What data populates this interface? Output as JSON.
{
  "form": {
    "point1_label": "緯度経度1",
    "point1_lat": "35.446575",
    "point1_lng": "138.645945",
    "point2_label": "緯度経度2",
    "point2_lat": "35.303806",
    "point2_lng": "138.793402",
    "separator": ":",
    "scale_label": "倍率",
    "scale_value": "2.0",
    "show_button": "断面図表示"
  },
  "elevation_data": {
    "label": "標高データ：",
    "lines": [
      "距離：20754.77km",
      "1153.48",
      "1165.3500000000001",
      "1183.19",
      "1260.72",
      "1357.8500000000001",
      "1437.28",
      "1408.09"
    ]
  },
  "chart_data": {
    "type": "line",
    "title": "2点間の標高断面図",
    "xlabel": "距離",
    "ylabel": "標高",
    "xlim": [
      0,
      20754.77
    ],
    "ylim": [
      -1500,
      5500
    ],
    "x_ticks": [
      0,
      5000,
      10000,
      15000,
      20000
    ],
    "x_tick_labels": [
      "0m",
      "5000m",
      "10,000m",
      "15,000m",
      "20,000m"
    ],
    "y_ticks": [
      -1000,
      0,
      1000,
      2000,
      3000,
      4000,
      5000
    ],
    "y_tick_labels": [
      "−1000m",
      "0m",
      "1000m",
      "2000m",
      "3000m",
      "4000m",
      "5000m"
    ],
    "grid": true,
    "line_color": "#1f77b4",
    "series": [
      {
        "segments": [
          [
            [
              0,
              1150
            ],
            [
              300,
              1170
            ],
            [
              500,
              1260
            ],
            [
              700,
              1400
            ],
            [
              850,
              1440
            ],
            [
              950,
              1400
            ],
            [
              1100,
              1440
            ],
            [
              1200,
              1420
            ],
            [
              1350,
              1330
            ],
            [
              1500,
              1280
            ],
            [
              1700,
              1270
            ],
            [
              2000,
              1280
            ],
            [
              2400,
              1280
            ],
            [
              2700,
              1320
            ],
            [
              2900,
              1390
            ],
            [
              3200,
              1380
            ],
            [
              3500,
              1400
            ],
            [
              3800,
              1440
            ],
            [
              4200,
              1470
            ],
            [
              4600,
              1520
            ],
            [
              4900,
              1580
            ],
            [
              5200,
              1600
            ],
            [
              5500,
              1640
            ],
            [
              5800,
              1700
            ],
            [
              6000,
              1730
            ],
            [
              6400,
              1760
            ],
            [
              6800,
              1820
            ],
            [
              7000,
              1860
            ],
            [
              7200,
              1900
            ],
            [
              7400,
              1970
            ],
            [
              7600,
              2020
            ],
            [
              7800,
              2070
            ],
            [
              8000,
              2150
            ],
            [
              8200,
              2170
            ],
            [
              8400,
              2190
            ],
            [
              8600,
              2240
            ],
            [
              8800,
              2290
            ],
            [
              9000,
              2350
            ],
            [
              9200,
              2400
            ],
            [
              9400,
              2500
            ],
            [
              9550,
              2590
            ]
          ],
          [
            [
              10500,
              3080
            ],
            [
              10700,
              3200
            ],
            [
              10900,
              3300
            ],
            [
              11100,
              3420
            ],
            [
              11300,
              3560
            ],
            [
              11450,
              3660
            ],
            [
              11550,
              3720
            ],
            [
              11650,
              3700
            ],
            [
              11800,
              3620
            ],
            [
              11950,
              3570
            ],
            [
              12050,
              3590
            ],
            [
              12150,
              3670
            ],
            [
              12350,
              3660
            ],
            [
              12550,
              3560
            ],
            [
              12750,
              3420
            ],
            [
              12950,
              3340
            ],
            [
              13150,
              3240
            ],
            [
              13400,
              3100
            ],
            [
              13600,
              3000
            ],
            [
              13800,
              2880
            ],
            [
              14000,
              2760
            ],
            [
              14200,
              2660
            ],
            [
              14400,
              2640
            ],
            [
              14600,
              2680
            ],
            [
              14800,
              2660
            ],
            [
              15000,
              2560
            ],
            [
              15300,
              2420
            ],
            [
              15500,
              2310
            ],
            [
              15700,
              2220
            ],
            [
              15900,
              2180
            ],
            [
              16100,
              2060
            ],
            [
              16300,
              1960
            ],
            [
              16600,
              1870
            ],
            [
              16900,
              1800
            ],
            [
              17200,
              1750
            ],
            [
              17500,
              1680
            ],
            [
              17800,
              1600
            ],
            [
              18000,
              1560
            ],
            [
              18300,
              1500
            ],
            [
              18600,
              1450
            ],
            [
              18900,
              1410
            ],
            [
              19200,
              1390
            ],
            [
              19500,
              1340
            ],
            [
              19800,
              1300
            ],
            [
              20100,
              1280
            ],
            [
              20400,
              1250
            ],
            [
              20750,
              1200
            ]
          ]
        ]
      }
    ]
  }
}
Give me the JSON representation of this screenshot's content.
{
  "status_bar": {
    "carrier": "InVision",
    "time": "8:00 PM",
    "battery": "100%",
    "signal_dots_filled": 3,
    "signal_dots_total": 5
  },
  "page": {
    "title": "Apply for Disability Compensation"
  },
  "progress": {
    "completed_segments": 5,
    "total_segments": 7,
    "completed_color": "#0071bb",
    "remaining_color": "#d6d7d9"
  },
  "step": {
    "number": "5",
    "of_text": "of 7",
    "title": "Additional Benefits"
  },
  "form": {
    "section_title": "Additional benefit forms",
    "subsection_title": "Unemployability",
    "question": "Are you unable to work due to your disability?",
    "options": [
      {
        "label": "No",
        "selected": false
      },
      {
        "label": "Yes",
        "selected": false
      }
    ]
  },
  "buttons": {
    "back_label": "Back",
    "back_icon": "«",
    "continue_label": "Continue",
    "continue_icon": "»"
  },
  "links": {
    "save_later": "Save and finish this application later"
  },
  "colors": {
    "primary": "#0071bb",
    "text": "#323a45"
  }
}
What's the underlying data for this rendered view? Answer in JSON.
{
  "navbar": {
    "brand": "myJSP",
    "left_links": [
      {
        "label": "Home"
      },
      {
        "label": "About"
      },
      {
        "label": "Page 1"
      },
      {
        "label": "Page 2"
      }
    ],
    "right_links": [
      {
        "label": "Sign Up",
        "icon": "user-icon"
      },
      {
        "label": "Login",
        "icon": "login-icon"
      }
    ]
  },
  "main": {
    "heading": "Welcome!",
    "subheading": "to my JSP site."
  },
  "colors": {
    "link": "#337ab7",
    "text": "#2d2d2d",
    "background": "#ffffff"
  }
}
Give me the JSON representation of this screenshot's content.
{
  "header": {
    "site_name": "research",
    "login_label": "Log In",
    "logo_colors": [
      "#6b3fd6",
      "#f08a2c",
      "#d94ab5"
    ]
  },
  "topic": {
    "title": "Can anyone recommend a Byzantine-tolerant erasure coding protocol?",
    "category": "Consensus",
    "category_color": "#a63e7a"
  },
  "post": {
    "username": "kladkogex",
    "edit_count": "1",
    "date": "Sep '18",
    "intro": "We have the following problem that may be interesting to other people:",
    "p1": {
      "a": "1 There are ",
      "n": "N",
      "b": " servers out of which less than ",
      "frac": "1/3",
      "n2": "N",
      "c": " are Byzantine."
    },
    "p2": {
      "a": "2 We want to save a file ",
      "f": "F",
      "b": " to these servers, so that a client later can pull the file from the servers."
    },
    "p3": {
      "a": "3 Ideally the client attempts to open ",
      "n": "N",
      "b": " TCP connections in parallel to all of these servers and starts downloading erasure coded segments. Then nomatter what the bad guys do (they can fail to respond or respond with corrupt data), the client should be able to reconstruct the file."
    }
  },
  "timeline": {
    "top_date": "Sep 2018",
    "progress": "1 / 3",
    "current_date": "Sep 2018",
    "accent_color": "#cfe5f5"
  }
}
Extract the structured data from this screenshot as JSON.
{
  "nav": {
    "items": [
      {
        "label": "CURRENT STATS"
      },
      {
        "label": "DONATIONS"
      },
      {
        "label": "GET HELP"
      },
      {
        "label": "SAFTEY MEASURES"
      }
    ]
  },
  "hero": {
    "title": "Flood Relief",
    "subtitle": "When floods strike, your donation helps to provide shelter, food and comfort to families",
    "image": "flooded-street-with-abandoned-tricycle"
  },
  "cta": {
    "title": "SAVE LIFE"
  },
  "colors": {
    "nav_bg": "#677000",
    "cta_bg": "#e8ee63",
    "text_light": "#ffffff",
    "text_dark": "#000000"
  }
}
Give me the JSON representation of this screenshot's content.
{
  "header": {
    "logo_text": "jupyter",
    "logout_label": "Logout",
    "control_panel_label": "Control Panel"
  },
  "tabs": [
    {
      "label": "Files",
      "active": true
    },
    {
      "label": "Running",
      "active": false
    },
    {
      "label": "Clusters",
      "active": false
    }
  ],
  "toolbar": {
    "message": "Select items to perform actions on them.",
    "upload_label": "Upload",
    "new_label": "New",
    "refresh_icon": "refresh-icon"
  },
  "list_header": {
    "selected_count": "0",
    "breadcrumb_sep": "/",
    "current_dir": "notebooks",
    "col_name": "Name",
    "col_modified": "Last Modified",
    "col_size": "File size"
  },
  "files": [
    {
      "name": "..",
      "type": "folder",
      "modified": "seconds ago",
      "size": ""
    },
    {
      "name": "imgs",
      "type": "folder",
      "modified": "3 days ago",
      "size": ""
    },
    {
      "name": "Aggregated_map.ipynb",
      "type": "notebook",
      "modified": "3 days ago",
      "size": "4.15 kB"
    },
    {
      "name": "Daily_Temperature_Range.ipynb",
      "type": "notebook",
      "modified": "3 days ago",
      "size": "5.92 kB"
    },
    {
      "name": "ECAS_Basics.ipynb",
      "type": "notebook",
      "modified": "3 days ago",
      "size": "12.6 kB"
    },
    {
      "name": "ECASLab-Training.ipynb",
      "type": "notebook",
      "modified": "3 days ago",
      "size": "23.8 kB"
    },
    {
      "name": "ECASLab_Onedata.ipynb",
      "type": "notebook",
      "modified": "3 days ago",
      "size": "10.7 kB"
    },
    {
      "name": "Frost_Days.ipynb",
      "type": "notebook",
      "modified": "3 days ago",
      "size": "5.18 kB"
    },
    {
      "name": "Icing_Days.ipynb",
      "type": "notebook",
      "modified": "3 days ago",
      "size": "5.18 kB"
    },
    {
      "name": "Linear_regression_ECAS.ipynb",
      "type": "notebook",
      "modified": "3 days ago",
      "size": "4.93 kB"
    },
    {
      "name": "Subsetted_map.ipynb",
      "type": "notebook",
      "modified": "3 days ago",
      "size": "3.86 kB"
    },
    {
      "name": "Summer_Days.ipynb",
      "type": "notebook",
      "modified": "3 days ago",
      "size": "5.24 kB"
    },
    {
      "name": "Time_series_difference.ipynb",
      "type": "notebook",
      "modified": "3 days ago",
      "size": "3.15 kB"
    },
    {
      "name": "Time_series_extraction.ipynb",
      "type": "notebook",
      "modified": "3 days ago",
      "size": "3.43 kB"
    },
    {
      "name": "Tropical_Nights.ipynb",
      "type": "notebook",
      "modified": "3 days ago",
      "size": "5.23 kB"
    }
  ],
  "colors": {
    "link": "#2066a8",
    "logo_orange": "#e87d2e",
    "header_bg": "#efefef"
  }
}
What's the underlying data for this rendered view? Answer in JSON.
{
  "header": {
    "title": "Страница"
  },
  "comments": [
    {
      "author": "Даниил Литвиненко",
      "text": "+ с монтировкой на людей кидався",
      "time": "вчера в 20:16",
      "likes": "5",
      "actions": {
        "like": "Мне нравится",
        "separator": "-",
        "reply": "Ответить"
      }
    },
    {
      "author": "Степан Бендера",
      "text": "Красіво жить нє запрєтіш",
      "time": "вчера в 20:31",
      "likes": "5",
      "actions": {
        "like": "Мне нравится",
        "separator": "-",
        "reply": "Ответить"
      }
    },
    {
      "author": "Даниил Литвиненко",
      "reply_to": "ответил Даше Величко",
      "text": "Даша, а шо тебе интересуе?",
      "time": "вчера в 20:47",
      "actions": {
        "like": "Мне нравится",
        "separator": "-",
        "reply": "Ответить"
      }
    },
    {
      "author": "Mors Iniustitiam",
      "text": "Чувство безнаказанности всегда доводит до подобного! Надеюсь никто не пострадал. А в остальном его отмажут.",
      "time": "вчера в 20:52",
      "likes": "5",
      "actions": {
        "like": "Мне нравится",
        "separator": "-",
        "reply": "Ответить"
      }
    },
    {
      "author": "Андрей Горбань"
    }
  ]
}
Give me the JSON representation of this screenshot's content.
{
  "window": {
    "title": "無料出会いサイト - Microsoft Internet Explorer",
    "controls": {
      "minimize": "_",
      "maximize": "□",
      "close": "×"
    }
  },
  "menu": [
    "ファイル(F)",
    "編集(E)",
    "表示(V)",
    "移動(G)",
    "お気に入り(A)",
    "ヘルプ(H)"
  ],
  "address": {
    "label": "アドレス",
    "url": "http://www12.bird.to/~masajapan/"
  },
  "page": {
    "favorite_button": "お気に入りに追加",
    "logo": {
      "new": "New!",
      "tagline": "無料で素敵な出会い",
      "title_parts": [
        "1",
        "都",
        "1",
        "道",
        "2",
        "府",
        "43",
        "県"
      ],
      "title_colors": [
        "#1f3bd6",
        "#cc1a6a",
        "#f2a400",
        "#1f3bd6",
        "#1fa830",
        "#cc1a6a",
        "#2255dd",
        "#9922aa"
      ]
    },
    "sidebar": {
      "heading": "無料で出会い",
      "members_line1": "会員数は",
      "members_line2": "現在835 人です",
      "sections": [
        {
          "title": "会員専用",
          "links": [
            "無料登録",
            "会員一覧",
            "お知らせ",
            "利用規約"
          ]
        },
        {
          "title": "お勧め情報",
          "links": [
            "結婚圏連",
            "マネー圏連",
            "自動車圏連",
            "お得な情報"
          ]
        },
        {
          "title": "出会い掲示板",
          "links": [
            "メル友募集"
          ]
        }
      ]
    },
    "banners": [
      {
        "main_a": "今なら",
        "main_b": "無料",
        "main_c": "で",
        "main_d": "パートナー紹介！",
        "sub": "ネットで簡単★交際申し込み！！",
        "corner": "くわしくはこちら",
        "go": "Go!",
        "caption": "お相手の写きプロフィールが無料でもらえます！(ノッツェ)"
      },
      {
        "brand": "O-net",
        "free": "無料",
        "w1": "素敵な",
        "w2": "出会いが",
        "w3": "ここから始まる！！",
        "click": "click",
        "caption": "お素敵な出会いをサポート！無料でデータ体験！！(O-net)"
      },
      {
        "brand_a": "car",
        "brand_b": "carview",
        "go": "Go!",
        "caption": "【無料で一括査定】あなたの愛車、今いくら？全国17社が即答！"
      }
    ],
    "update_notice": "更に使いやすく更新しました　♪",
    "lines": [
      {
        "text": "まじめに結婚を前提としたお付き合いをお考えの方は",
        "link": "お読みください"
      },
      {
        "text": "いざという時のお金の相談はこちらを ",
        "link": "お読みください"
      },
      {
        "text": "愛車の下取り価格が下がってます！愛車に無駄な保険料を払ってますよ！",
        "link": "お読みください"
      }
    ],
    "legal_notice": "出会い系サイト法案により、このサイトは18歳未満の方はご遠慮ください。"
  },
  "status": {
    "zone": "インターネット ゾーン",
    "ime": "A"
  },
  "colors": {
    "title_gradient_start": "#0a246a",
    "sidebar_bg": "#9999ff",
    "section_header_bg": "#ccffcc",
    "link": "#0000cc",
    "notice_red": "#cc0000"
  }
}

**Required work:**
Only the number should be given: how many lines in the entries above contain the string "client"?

**The answer:**
3